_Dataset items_
****************
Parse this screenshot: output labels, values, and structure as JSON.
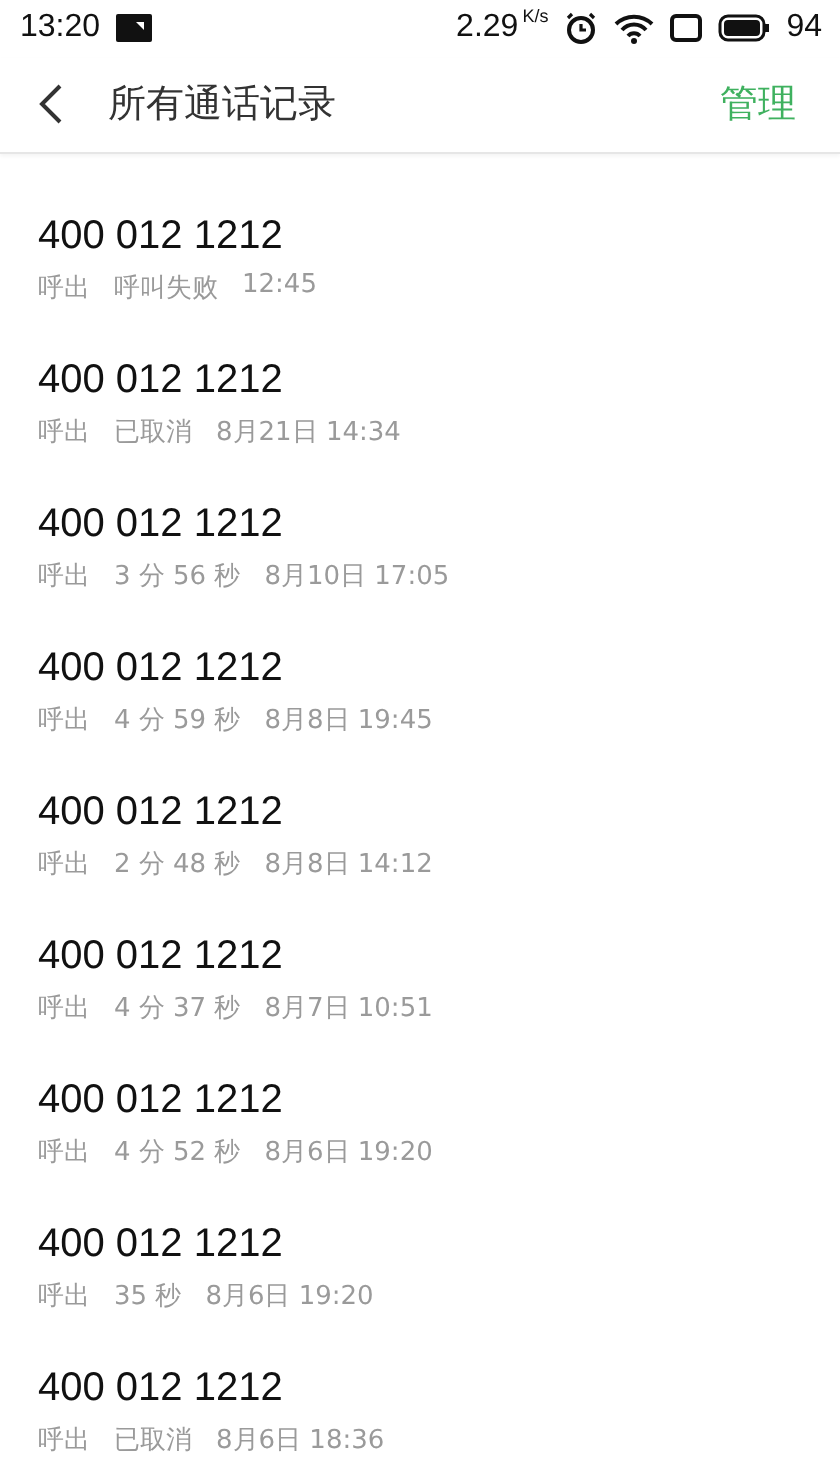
{
  "status_bar": {
    "time": "13:20",
    "speed": "2.29",
    "speed_unit": "K/s",
    "battery": "94"
  },
  "header": {
    "title": "所有通话记录",
    "action": "管理"
  },
  "calls": [
    {
      "number": "400 012 1212",
      "type": "呼出",
      "result": "呼叫失败",
      "time": "12:45"
    },
    {
      "number": "400 012 1212",
      "type": "呼出",
      "result": "已取消",
      "time": "8月21日 14:34"
    },
    {
      "number": "400 012 1212",
      "type": "呼出",
      "result": "3 分 56 秒",
      "time": "8月10日 17:05"
    },
    {
      "number": "400 012 1212",
      "type": "呼出",
      "result": "4 分 59 秒",
      "time": "8月8日 19:45"
    },
    {
      "number": "400 012 1212",
      "type": "呼出",
      "result": "2 分 48 秒",
      "time": "8月8日 14:12"
    },
    {
      "number": "400 012 1212",
      "type": "呼出",
      "result": "4 分 37 秒",
      "time": "8月7日 10:51"
    },
    {
      "number": "400 012 1212",
      "type": "呼出",
      "result": "4 分 52 秒",
      "time": "8月6日 19:20"
    },
    {
      "number": "400 012 1212",
      "type": "呼出",
      "result": "35 秒",
      "time": "8月6日 19:20"
    },
    {
      "number": "400 012 1212",
      "type": "呼出",
      "result": "已取消",
      "time": "8月6日 18:36"
    }
  ]
}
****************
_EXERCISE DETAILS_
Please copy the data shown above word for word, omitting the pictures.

_YOUR SOLUTION_
Parse this screenshot: output labels, values, and structure as JSON.
{
  "status_bar": {
    "time": "13:20",
    "speed": "2.29",
    "speed_unit": "K/s",
    "battery": "94"
  },
  "header": {
    "title": "所有通话记录",
    "action": "管理"
  },
  "calls": [
    {
      "number": "400 012 1212",
      "type": "呼出",
      "result": "呼叫失败",
      "time": "12:45"
    },
    {
      "number": "400 012 1212",
      "type": "呼出",
      "result": "已取消",
      "time": "8月21日 14:34"
    },
    {
      "number": "400 012 1212",
      "type": "呼出",
      "result": "3 分 56 秒",
      "time": "8月10日 17:05"
    },
    {
      "number": "400 012 1212",
      "type": "呼出",
      "result": "4 分 59 秒",
      "time": "8月8日 19:45"
    },
    {
      "number": "400 012 1212",
      "type": "呼出",
      "result": "2 分 48 秒",
      "time": "8月8日 14:12"
    },
    {
      "number": "400 012 1212",
      "type": "呼出",
      "result": "4 分 37 秒",
      "time": "8月7日 10:51"
    },
    {
      "number": "400 012 1212",
      "type": "呼出",
      "result": "4 分 52 秒",
      "time": "8月6日 19:20"
    },
    {
      "number": "400 012 1212",
      "type": "呼出",
      "result": "35 秒",
      "time": "8月6日 19:20"
    },
    {
      "number": "400 012 1212",
      "type": "呼出",
      "result": "已取消",
      "time": "8月6日 18:36"
    }
  ]
}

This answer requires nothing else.